REQUIRED WORK:
Only lines with the word "parameters" are needed; collect each of them from the listing below.
········
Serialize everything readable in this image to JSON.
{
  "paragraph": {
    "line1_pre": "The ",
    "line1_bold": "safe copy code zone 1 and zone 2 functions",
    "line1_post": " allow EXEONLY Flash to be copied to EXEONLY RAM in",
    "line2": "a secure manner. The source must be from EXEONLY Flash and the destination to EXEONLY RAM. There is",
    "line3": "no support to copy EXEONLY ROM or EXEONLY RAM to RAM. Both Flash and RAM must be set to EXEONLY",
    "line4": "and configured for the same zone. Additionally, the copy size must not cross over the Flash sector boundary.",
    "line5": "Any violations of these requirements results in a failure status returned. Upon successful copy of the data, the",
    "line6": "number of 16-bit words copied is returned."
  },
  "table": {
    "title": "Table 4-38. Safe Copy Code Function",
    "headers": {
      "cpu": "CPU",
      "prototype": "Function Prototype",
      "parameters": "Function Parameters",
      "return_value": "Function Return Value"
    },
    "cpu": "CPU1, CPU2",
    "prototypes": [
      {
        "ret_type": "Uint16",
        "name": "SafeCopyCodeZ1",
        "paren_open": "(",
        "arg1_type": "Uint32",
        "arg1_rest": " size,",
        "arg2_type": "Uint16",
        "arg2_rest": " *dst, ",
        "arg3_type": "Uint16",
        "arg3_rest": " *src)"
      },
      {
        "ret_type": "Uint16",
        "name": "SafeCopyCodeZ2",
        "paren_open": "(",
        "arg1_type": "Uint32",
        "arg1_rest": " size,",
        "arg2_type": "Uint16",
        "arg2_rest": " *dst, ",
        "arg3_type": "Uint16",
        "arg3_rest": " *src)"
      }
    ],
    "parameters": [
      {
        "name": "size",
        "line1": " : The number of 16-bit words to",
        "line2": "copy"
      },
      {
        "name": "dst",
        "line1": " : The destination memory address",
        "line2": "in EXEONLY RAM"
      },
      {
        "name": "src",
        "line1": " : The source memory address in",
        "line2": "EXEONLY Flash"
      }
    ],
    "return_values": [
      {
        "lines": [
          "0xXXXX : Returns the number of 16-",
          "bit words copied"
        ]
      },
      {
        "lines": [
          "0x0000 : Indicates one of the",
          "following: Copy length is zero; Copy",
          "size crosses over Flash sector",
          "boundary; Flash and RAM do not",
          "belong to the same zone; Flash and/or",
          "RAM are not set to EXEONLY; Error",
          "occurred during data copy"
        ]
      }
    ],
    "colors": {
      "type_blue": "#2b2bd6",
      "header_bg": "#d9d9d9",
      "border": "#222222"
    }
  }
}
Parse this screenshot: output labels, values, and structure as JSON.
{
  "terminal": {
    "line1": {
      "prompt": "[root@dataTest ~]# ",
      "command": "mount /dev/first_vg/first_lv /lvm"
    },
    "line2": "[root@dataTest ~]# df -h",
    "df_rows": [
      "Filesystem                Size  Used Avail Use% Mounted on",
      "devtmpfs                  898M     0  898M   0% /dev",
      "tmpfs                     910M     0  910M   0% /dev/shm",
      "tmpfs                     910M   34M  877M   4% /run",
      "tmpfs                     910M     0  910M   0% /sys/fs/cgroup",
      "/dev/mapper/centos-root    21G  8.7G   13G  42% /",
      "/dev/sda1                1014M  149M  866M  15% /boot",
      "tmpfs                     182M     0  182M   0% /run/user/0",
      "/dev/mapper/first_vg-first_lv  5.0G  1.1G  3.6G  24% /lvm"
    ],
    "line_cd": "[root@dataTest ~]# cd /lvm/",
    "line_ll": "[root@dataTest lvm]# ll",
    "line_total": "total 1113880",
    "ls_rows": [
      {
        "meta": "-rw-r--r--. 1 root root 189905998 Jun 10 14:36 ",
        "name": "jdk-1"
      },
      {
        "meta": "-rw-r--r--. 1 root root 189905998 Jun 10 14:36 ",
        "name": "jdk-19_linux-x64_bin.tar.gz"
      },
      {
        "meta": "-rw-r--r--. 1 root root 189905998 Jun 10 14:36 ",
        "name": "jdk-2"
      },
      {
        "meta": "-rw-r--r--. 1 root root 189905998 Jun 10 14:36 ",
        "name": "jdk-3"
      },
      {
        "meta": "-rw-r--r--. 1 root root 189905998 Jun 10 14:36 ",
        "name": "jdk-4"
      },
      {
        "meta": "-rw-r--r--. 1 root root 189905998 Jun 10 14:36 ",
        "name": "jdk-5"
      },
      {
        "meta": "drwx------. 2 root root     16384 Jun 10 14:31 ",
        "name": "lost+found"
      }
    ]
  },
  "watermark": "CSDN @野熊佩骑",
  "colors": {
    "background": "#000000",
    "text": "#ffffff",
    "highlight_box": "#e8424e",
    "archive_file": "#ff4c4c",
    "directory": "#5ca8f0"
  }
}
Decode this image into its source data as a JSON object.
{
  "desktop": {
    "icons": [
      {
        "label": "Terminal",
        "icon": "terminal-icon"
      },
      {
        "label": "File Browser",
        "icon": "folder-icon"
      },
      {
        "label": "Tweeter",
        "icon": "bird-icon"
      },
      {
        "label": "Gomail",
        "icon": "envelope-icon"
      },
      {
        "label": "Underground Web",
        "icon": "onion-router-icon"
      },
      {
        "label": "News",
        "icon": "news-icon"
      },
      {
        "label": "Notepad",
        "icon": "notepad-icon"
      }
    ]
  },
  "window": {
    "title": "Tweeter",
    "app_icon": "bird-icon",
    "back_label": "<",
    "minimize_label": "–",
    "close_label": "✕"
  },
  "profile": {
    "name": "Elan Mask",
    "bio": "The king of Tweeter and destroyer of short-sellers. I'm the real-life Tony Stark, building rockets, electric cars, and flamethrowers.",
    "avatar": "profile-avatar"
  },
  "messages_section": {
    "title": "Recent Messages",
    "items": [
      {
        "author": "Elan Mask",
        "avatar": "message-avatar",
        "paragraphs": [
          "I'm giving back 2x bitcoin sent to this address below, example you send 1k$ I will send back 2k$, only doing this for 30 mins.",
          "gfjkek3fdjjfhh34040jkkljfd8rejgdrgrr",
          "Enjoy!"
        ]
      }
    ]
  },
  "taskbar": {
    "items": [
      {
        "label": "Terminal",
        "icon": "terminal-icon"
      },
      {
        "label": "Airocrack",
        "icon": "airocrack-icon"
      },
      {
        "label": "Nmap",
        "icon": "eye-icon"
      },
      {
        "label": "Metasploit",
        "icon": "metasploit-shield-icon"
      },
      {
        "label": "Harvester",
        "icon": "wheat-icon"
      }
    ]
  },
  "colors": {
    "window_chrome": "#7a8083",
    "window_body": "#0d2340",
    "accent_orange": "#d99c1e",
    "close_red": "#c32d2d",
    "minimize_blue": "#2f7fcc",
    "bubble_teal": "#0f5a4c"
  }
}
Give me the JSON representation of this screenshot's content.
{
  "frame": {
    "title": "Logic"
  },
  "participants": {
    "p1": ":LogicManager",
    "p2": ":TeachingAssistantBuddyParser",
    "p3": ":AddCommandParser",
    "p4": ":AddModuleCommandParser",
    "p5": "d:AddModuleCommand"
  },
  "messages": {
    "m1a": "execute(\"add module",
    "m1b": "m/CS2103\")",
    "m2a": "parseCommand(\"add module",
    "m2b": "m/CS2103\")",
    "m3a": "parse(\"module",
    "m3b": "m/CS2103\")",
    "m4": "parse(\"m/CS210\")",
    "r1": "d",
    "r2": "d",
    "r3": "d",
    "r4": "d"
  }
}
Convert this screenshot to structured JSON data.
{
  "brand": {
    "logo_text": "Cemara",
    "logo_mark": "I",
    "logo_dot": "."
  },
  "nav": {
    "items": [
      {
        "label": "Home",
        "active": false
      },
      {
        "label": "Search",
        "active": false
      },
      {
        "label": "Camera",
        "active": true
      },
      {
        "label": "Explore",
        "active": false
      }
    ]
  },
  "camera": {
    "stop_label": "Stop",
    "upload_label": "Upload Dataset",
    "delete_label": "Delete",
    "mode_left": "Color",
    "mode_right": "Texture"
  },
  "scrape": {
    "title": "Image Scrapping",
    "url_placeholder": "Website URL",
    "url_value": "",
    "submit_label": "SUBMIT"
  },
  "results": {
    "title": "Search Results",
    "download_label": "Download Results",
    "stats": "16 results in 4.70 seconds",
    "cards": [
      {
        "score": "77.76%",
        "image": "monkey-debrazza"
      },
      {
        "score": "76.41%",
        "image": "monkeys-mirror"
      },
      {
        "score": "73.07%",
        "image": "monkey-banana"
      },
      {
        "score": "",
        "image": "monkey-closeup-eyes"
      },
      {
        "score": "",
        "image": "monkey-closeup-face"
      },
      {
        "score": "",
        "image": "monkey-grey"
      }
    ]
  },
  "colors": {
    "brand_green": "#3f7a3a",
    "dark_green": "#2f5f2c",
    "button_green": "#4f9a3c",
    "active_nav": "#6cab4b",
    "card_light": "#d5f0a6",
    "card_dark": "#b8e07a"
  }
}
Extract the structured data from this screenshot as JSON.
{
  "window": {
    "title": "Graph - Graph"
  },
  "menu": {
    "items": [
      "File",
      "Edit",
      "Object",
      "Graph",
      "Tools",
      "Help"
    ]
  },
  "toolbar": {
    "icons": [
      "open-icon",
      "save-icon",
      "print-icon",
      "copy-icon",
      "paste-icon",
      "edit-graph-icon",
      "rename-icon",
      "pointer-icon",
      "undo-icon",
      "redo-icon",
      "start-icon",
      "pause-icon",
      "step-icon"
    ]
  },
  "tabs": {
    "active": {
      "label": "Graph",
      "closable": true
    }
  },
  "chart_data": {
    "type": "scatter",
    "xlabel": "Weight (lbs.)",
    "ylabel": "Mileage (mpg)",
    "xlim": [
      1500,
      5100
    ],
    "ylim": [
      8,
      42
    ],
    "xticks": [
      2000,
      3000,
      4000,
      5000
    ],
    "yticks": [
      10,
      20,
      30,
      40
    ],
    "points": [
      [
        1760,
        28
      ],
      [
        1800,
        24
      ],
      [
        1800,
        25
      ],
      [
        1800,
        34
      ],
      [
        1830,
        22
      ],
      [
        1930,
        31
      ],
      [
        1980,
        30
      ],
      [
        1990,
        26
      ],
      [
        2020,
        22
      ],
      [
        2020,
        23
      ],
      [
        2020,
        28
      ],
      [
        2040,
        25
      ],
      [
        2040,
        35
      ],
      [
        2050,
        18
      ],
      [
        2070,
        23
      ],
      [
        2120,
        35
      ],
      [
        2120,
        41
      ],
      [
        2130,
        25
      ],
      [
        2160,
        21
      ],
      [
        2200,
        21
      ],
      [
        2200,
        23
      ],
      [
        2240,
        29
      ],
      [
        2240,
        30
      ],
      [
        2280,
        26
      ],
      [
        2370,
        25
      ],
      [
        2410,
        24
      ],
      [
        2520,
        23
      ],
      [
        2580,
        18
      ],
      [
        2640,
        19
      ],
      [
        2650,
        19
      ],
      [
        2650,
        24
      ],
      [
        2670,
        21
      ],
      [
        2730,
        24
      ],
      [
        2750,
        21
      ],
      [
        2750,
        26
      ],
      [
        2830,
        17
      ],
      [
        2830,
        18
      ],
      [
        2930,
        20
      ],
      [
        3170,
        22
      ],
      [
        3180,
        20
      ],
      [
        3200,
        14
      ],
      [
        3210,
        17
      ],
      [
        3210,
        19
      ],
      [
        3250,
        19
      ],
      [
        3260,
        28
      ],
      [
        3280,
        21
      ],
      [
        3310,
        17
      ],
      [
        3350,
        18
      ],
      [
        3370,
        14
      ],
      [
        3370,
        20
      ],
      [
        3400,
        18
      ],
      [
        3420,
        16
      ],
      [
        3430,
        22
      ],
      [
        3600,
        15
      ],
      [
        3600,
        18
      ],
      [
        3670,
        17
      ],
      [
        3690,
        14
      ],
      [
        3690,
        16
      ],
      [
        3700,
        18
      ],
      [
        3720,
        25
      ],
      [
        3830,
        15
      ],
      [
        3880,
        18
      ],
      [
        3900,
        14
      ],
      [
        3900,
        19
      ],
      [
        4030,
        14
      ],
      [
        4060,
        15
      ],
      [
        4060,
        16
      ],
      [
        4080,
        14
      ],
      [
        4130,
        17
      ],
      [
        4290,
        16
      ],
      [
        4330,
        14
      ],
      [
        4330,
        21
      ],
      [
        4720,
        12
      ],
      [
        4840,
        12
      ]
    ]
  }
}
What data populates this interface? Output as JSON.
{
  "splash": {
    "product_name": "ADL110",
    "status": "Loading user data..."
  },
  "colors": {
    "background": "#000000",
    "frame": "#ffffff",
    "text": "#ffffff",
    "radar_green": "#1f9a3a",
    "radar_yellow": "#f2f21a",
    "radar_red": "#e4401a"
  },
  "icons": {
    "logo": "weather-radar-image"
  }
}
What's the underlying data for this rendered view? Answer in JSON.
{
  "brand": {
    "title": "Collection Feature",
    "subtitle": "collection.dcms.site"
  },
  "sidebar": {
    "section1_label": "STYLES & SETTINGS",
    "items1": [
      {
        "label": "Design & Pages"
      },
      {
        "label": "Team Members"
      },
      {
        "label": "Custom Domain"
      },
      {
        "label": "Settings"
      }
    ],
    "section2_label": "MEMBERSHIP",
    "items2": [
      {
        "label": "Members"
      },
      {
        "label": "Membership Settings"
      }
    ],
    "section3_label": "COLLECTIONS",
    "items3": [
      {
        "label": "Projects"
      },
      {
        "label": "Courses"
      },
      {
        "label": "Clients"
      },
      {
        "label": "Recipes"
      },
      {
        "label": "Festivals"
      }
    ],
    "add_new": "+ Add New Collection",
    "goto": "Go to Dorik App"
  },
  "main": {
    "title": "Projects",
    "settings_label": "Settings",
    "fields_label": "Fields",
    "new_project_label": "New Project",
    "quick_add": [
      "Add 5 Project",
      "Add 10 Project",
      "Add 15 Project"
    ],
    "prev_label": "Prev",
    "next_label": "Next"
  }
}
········
EXERCISE ANSWER:
      "parameters": "Function Parameters",
    "parameters": [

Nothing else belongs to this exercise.